Twitter has admitted it stores user contact details --- including phone numbers and email addresses --- for an 18-month retention period when the service's "Find friends" feature is used.
New and existing Twitter followers alike can upload their contacts list and address books from a variety of platforms to see if any of their contacts match up to a Twitter registered account. Once users access the feature from one of its smartphone applications, it uploads the data and is subsequently stored for 18 months.
The Twitter application for the iPhone, iPad, and Android devices does not ask for permission before it scans your contacts and reveals your contacts' Twitter accounts.

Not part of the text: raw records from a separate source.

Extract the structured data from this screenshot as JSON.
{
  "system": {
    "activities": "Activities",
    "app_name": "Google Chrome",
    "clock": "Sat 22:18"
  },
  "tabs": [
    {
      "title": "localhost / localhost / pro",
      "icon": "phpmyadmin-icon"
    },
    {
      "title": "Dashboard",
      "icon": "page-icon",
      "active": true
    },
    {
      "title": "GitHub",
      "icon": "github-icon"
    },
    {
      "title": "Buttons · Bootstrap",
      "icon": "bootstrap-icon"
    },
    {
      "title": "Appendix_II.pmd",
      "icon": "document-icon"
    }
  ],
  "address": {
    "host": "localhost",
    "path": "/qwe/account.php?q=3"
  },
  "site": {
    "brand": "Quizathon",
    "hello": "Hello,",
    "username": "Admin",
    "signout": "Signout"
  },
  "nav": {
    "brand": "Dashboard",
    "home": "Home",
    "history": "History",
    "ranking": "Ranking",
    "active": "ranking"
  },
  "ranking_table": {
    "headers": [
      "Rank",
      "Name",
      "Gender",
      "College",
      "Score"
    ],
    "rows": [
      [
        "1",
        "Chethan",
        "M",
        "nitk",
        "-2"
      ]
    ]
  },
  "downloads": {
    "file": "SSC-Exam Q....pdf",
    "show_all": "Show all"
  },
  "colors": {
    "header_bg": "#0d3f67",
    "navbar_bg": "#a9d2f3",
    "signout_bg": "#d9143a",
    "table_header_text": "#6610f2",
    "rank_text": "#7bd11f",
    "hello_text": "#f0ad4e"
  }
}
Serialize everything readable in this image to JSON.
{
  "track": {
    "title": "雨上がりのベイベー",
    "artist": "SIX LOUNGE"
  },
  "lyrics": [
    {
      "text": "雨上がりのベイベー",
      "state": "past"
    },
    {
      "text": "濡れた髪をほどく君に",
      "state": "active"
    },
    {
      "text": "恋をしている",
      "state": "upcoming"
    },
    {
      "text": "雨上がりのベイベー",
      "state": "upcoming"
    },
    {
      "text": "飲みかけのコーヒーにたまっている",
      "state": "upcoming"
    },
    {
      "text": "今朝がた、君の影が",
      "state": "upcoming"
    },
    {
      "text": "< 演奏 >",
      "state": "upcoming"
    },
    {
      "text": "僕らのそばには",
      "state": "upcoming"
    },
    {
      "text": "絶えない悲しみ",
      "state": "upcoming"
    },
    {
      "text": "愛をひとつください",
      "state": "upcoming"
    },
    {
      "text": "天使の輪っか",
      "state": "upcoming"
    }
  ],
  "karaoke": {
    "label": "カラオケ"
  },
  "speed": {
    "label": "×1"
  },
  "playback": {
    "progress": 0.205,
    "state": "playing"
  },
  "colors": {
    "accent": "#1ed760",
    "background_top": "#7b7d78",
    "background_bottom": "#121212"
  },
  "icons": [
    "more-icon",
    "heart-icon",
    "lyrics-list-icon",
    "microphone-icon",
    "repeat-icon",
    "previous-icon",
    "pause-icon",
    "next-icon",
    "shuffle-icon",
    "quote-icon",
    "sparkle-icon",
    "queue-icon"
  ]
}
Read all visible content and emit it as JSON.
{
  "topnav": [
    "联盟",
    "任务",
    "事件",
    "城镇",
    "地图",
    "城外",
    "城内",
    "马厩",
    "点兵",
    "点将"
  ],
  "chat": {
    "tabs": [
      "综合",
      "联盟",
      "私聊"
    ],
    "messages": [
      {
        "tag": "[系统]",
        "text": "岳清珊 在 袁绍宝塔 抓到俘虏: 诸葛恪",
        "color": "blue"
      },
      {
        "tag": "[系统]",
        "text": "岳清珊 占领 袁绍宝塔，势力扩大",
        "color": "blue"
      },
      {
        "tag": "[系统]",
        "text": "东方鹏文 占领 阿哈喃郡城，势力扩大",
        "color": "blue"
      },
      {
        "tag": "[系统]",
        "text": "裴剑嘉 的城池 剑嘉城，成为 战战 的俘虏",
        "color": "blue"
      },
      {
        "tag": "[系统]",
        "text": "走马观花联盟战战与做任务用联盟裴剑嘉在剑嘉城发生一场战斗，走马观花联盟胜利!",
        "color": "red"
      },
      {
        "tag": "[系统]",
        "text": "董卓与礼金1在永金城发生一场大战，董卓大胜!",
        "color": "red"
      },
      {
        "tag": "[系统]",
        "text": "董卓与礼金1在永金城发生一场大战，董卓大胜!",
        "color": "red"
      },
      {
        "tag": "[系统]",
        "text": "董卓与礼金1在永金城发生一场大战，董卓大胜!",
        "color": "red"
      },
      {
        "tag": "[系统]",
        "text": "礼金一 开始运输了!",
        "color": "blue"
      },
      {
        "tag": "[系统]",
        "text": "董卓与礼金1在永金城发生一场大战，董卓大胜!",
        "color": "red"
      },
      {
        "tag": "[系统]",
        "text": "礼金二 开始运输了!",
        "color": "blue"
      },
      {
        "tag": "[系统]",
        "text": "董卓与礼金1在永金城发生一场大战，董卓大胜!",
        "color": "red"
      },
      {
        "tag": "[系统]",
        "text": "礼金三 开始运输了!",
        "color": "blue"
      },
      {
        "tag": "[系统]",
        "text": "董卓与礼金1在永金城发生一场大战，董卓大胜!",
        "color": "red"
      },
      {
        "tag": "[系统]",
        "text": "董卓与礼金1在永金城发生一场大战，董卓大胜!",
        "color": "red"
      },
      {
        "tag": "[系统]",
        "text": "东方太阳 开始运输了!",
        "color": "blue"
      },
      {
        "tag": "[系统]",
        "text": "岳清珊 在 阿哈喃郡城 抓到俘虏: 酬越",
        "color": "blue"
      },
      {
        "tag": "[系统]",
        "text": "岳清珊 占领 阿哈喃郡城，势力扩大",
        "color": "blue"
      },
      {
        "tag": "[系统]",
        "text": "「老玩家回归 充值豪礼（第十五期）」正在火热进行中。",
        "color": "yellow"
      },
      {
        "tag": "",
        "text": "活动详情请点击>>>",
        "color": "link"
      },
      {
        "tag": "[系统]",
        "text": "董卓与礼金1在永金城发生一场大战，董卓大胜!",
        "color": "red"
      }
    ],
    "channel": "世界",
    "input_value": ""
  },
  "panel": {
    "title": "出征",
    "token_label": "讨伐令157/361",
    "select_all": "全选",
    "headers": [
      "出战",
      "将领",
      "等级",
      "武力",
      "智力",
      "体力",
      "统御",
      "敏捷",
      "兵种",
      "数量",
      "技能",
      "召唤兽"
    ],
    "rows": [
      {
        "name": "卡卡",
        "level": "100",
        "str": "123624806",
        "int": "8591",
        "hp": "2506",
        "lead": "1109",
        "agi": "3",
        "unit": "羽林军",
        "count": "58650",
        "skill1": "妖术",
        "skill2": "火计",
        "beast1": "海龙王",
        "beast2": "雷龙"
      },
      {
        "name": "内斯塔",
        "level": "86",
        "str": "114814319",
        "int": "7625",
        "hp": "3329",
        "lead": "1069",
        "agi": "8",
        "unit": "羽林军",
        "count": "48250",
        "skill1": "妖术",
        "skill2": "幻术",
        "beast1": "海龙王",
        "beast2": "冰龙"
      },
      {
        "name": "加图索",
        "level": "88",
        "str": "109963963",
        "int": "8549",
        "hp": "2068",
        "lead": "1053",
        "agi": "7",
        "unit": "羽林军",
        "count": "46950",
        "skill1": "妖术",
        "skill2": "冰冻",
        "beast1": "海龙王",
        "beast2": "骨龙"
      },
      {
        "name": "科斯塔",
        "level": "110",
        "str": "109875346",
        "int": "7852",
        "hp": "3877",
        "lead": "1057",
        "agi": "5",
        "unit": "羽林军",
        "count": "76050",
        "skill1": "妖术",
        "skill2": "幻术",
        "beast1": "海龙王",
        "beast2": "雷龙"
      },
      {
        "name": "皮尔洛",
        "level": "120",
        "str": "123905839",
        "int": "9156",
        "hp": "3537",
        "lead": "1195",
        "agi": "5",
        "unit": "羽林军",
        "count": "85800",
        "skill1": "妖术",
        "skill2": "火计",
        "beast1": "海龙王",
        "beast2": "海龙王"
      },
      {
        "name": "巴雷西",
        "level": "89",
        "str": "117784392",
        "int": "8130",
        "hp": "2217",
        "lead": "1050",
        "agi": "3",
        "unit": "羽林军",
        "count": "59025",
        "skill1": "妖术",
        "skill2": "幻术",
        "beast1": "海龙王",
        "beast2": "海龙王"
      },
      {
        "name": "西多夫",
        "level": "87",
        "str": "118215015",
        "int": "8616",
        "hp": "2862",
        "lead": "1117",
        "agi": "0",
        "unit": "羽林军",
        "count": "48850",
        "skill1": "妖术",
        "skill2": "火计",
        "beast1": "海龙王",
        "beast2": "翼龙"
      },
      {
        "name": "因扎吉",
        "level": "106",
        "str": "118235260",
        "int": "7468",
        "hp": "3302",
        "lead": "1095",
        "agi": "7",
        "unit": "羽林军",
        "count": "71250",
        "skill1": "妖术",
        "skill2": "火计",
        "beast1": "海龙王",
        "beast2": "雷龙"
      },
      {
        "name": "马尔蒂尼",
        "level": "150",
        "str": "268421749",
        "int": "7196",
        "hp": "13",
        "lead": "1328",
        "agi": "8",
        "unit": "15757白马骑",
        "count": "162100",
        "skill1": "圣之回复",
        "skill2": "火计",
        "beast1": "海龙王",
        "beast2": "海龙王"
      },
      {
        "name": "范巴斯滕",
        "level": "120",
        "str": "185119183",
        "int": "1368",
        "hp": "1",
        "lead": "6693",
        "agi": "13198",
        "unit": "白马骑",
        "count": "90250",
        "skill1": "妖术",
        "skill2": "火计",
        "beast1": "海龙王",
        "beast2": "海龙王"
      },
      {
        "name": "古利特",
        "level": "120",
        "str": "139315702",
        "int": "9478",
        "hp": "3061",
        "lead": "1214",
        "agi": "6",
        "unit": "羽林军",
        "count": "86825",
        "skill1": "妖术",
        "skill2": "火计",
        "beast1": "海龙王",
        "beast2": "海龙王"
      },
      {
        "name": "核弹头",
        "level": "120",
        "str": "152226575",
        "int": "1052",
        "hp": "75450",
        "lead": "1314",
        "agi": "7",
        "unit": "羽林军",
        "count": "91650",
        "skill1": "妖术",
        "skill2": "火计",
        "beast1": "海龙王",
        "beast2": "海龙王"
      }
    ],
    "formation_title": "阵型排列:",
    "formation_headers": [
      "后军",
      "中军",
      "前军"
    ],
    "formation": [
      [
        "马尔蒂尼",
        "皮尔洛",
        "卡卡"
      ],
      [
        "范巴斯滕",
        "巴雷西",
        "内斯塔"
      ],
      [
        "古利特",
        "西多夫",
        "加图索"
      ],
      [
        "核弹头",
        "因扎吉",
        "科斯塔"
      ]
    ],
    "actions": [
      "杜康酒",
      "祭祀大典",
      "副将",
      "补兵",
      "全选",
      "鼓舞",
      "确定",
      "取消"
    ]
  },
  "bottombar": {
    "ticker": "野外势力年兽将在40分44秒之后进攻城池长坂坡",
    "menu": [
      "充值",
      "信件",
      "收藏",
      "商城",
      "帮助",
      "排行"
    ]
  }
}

There are two factors to consider here:
Firstly, authorities have expressed interest on a number of occasions for Twitter data. Birgitta Jónsdóttir, a member of Iceland’s parliament, had her Twitter account subpoenaed by U.S. authorities along with 600,000 other @wikileaks followers. The gagging order injunction on the case was fought and removed with the help of Twitter, bringing the subpoena to light.
The case of the "very British affair" regarding super-injunctions paved way for a UK court to 'subpoena' the names of individuals who broke the court ordered injunction by tweeting the names of celebrities who blocked the entire UK from discussing a factor in their private lives.
Secondly, the authorities are more interested in who you are connected with, rather than what you actually tweet. One counter-terrorism expert highlighted in 2009 in a BBC Newsarticle that it was "contact not content". It's not to say that you won't be barred from entering the United States if you jokingly say you are going to "destroy America", however.
Tweets do last forever, but it is unclear as to how long deleted tweets are retained for. "Log data", such as users IP address, referring page, pages visited, search terms, and even "other actions" and "interactions with our website" may be recorded and stored.
In reaching out to Twitter, to clarify how long other data, including tweet data is retained for, the company did not respond immediately for comment.
A statement to the LA Times, however, spokesperson Carolyn Penner said the company wanted to "be clear and transparent" in its communications with its users.
"Along those lines, in our next app updates, which are coming soon, we are updating the language associated with Find Friends -- to be more explicit. In place of 'Scan your contacts,' we will use "Upload your contacts" [iPhone] and "Import your contacts" [Android]," she said.